Planet Earth III

David Attenborough meets clowning in this low-budget romp through the Earth’s depleted natural world. Planet Earth III is the BBC’s next nature documentary series, and even a complete lack of animals in this dystopic 2017 can’t stop them. Cue Luke Rollason, interning with the BBC’s sound and visual effects department, who must bring these creatures to life.

Rollason’s enthusiasm is infectious and the result is a hilariously fun hour of clowning around with the best of nature’s weirdos

Relying on only desk stationery and an overhead projector, Rollason creates charming clowning with a minimalist feel. That’s not to say the show takes itself too seriously: a simple hand movement becomes a romantic tragedy of Looney Tunes proportions. Rollason transitions smoothly between sequences and animals with the help of narration from “Attenborough”. It’s a decent impersonation peppered with jokes, yet the focus is always on Rollason. He’s a keen and talented performer whose constant bafflement with the task given to him establishes an endearing persona. Audience interaction is irreverent and silly, without bordering on awkwardness.

Pacing seems to be a slight issue, with Rollason half-jokingly referencing the time a few times throughout the show. An initial sequence with an angler fish feels a little overlong, but later the show falls into an even stride so it’s only a minor teething issue. A wide variety of animals are on display, a testament to Rollason’s physicality as he becomes sloths, hummingbirds and antelopes with the slightest of movements.

The show isn’t without a sting in the tail, and we are forced to face our own hand in the destruction of nature. It’s not pretty, and it’s hard not to feel a tugging at the heartstring as Rollason reveals the fate of our now-depleted natural world. The tone turns dark but retains its levity, instead leaving the audience on a light note with some impromptu mime. Rollason’s enthusiasm is infectious and the result is a hilariously fun hour of clowning around with the best of nature’s weirdos.

Reviews by Louise Jones

The Turn Pot

NOTFLIX

★★★★
The Tea Pot

Adele Cliff : Sheep

★★★
Laughing Horse @ Caroline of Brunswick

Jack Left Town: The Improvised Rock Documentary

★★★
The Warren: Studio 3

Planet Earth III

★★★★
Gilded Balloon at the Counting House
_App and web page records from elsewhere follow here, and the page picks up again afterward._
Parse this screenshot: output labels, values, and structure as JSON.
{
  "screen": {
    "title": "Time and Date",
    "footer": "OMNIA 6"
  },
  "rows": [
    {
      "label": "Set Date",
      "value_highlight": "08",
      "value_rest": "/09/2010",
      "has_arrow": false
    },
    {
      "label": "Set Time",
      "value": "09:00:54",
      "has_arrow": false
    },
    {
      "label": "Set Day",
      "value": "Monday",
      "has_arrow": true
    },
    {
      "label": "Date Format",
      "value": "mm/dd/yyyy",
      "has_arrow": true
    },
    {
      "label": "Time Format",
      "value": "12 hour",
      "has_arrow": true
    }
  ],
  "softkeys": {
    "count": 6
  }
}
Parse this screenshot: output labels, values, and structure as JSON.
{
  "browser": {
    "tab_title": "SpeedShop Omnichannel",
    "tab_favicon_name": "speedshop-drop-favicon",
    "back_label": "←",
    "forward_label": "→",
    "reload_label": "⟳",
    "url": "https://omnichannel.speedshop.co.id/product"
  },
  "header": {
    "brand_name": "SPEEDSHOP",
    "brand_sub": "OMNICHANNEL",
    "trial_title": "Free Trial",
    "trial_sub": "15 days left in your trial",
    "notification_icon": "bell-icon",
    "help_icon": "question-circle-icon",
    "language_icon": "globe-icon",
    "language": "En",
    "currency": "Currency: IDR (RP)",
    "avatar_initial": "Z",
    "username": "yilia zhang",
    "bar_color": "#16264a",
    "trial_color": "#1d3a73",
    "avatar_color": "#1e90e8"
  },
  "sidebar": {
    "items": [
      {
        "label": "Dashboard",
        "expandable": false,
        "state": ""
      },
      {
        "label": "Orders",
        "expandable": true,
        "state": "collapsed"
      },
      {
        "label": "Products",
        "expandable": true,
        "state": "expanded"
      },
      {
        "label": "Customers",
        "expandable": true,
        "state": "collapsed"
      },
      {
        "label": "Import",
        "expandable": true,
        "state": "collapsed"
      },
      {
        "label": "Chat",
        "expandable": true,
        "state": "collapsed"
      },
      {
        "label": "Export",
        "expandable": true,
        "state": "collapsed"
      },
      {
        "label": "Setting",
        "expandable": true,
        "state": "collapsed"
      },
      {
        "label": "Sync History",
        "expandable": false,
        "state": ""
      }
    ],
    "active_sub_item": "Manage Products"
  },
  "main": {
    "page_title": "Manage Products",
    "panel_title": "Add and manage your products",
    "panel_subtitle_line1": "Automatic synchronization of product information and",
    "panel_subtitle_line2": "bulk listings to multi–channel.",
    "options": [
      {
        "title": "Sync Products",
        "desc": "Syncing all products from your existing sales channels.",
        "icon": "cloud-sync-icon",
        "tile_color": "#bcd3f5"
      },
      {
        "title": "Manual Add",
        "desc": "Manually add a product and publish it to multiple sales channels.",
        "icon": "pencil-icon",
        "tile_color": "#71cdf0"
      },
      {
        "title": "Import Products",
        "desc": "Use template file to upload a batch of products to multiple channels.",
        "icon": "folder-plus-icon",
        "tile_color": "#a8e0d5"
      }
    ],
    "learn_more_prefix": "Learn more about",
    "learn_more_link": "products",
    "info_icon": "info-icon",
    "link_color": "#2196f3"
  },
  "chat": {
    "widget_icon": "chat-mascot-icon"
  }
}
Beth Vyse: As Funny as Cancer

★★★★

Since you’re here…

… we have a small favour to ask. We don't want your money to support a hack's bar bill at Abattoir, but if you have a pound or two spare, we really encourage you to support a good cause. If this review has either helped you discover a gem or avoid a turkey, consider doing some good that will really make a difference.

You can donate to the charity of your choice, but if you're looking for inspiration, there are three charities we really like.

Mama Biashara
Kate Copstick’s charity, Mama Biashara, works with the poorest and most marginalised people in Kenya. They give grants to set up small, sustainable businesses that bring financial independence and security. That five quid you spend on a large glass of House White? They can save someone’s life with that. And the money for a pair of Air Jordans? Will take four women and their fifteen children away from a man who is raping them and into a new life with a moneymaking business for Mum and happiness for the kids.
Donate to Mama Biashara now

Theatre MAD
The Make A Difference Trust fights HIV & AIDS one stage at a time. Their UK and International grant-making strategy is based on five criteria that raise awareness, educate, and provide care and support for the most vulnerable in society. A host of fundraising events, including Bucket Collections, Late Night Cabarets, West End Eurovision, West End Bares and A West End Christmas continue to raise funds for projects both in the UK and Sub-Saharan Africa.
Donate to Theatre MAD now

Acting For Others
Acting for Others provides financial and emotional support to all theatre workers in times of need through the 14 member charities. During the COVID-19 crisis Acting for Others have raised over £600,000 to support theatre workers affected by the pandemic.
Donate to Acting For Others now

Performances

Location

The Blurb

‘Planet Earth III’ is a low-budget, one-man nature documentary set in a future where our worst predictions came true. Following ecological collapse, thousands of endangered species are extinct, including the BBC. But one plucky (and unpaid) intern isn’t giving up the fight – and right on programming schedule, he’s going to give us a third series. Armed with obsolete office supplies and a surreal imagination, the angler fish, the hummingbird, the chameleon and more are brought back to life by the “impressive, in a very bizarre way” (LondonTheatre1) clown Luke Rollason.

Most Popular See More

SIX

From £29.00

More Info

Find Tickets

Wicked

From £31.00

More Info

Find Tickets

Pretty Woman: The Musical

From £18.00

More Info

Find Tickets

Come From Away

From £25.00

More Info

Find Tickets

Heathers The Musical

From £18.00

More Info

Find Tickets

Joseph and the Amazing Technicolor Dreamcoat

From £13.00

More Info

Find Tickets